Misinformed USA: Why average Americans vote for Republicans
March 23, 2012 (Updated Feb, 20, 2014)
One can only wonder why average working class Americans would vote for a party that is so obvious in their bias towards the wealthy. It would make sense that someone in the top 1 percent of the income bracket would vote for the Republican party since they have the wealthiest American's best interest at heart. You could even make the case that highly religious Christians would vote for Republicans even though, at times, they vote against their own best economic interests. So the question remains, while scratching your head, why do working class Americans vote for Republican candidates?
I once sat down and spoke with an acquaintance of mine, trying to get a grip on what people are thinking about the future of our country. He said he voted for Mitt Romney in 2012 because, "we need a business person to get our debt down." I asked where he got his news and information from, and after trying to deflect from the question, the answer finally came. "I don't pay attention too much, but when I do, I watch Fox." Fox News is the primary source for information for millions of Americans across the country and that's where the problem starts.
Whether it's Bill O'Reilly, Sean Hannity or other right wing ideologues, Fox News is a tunnel vision information outlet with only one particular agenda that is being pushed through. Millions of Americans watch Fox News, listen to the likes of Rush Limbaugh, Neal Boortz, Michael Savage and others while getting information from right wing think tanks like the Heritage Foundation and the Cato Institute. With big businesses and billionaire allies, the truth and facts in American have gone from a clear right and wrong, black and white situation to muffled shades of gray. It's not to say that Fox News, the Cato Institute and others like them totally lie because that would be too difficult to pull off. What these think tanks do, is take a fact and twist it to fit their own personal agenda, leaving out key information that would contradict with the platform they're trying to create.
A perfect example in describing the way groups like the Cato Institute operate is a report that came out by alternet.org. In the early 2000s, the Cato Institute released a report that suggested that families receiving welfare were making between $17,000 and $25,000 a year, but the Center for Budget and Policy Priorities countered that claim. The Center for Budget and Policy Priorities showed that the average income for welfare recipients was below $9,000 a year, which is nearly $3,000 a year below the poverty line.

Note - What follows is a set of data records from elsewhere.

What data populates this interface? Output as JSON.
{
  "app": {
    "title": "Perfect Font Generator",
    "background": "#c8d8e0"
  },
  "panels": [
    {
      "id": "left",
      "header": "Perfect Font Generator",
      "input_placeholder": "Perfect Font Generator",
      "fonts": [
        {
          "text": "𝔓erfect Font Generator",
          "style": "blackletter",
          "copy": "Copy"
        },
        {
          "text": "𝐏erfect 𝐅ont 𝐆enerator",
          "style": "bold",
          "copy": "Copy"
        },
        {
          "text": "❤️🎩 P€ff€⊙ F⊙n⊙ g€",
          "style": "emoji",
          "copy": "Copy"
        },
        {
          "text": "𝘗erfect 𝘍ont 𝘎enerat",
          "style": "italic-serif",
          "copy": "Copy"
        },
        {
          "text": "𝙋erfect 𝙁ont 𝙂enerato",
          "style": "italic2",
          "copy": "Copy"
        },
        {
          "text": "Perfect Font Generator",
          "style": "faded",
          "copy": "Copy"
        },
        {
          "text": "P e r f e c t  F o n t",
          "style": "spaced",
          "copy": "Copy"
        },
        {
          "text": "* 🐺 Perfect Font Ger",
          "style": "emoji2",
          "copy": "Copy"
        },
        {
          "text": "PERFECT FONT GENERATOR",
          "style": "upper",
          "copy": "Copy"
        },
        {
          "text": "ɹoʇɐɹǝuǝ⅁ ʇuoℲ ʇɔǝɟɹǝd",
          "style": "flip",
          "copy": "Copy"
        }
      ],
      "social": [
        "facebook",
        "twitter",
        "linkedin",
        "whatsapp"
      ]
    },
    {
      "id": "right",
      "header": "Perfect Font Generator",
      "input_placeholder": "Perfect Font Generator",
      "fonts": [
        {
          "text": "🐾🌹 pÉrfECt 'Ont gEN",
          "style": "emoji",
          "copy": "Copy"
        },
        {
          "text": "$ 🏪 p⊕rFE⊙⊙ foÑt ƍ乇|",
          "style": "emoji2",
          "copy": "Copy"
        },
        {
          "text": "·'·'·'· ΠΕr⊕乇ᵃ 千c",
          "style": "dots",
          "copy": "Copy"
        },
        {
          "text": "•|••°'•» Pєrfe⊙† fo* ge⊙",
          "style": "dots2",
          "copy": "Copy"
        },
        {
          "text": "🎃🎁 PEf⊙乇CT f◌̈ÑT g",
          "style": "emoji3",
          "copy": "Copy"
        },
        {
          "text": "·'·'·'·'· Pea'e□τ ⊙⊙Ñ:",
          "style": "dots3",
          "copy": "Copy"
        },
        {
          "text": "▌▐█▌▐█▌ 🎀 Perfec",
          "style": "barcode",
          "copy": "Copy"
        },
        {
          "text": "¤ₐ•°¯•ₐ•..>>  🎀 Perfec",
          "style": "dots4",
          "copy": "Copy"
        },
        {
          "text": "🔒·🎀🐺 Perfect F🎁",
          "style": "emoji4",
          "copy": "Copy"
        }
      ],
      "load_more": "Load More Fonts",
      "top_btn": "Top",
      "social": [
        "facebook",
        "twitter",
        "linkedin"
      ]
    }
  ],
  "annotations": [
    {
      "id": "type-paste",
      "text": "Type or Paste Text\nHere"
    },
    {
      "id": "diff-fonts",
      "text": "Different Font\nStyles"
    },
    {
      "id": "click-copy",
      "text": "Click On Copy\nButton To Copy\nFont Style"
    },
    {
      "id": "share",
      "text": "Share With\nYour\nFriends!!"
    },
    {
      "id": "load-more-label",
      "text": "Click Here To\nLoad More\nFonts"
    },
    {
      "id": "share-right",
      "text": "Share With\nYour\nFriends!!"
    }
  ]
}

The misinformation also comes from another right wing think tank, the Heritage Foundation. In 2011, when Paul Ryan released the "Ryan" Republican budget, the Heritage Foundation claimed that unemployment would drop to 6.4% in 2012 and to 2.8% in 2022. A report released by the Washington Monthly pointed out that these claims were extremely exaggerated. The CBO, the Congressional Budget Office, showed the errors of the Heritage Foundation's report and the director of the Heritage Foundation's Center for Data Analysis, William Beach, was forced to walk backed the claims.
In 2009, the Heritage Foundation released ads attacking the Employee Free Choice Act, a bill that was brought to congress that would give all employees the right to form a union without fear of being fired from their current job. Since the Heritage Foundation is bought and paid for by million and billionaire conservatives, the idea of having workers unite with more power and freedom threatens their control at the top. The ads released painted a false picture about the Employee Free Choice Act, claiming that unions will bully workers into joining them with an attempt to take money from the employee. According to the Huffington Post, the Heritage Foundation "frame(s) the EFCA issue based on bald-faced lies. Business-financed 'think tanks' like Heritage propagandize workers against their own interests in psychologically sophisticated ways, often pulling on their heartstrings and framing their anti-union stance as 'common sense.'"
Average Americans need to be more informed about what is going in the country, but also where to get their information. The argument isn't about holding a liberal or conservative ideology, it's about facts that are based on truth and not information based on twisted logic. Americans need to learn to dig a little deeper to find honest reporting, not just believe something that falls in their lap at the expense of a billionaire funded think tank or news organization.